SALEM — The medical marijuana group hoping to open a dispensary on Grove Street didn’t encounter much opposition at its meeting with the Gallows Hill neighborhood group last night, but one city councilor did question its plans to offer home delivery.
Alternative Therapies was licensed by the state last week to run a dispensary at 50 Grove St. It hopes to open by Aug. 1, but still needs approval from the city’s Zoning Board of Appeals, since dispensaries are considered medical clinics under local law.
Chris Edwards, executive director of the group, opened up the meeting at the Ancient Order of Hibernians on Boston Street with an introduction to his company and colleagues, then turned the floor over to questions from the audience of about 30 people.
“There are no free samples,” he said.
Many of the questions posed to Edwards during the meeting concerned security at the dispensary site. Councilor William Legault asked how the dispensary would react should somebody manage to get inside and rob it.
Although he was reluctant to expose details of the group’s security plan, Edwards answered that a lockdown procedure had been established, and that the site would have security guards.
“They’re going to get detained,” he said.
Legault asked another question about whether people would be able to loiter outside the dispensary.
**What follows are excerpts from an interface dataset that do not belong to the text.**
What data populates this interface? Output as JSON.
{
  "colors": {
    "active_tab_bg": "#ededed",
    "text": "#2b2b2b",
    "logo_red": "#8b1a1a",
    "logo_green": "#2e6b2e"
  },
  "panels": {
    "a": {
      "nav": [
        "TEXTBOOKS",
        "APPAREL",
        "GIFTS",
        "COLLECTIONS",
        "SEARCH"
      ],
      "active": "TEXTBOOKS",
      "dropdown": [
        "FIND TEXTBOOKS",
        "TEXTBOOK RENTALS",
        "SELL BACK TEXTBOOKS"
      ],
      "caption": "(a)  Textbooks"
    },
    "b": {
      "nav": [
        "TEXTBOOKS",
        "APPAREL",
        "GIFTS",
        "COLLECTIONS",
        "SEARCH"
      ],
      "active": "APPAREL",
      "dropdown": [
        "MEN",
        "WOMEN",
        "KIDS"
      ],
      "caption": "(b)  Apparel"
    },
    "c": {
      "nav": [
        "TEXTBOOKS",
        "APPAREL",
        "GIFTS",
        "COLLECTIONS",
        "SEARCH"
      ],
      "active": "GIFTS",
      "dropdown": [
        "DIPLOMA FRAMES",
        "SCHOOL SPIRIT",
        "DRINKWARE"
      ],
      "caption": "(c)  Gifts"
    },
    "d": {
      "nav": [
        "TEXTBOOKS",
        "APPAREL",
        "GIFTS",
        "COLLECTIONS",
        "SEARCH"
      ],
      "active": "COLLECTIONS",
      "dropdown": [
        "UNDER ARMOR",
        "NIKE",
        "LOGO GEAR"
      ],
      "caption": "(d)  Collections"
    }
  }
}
Edwards assured the audience that nobody would be allowed to do so, and that even people giving rides to qualified patients would be asked to stay in their cars.
Another question posed to the group concerned what would happen should Massachusetts completely legalize marijuana; when that happened in Colorado, many medical marijuana dispensaries were in an advantageous position to begin selling recreational marijuana.
Edwards said he didn’t know if the dispensary would offer recreational marijuana under those circumstances, but that it would be a decision for the group’s board of directors, in any case.
“It’s possible,” Edwards said. “We’re talking about five to 10 years down the road.”
The issue of home delivery cropped up as Edwards answered a question regarding patients who don’t have private transportation and weren’t able to walk the mile to the dispensary from the closest bus line. Edwards said Alternative Therapies would offer delivery throughout the region, including to those under hospice care.
Later, Councilor Legault brought the issue up again.
“I’m very uncomfortable with this,” he said. “Not that I want to stop it, but I’m just uncomfortable.”
Edwards indicated that the deliveries would be made in unmarked cars driven by security professionals, and that video surveillance would be conducted the entire trip. He added that all of the deliveries would be made directly from the group’s proposed Amesbury facility, where the marijuana will be cultivated and prepared.
Legault said he was planning to speak with police Chief Paul Tucker about the issue, and that he might bring it up to the City Council.
“I just want more information about exactly how those are going to be conducted, and how if at all local law enforcement is going to be tied into the process,” Legault said in a later interview. “I just want more information on how they’re going to be done.”
Neil H. Dempsey can be reached at email@example.com.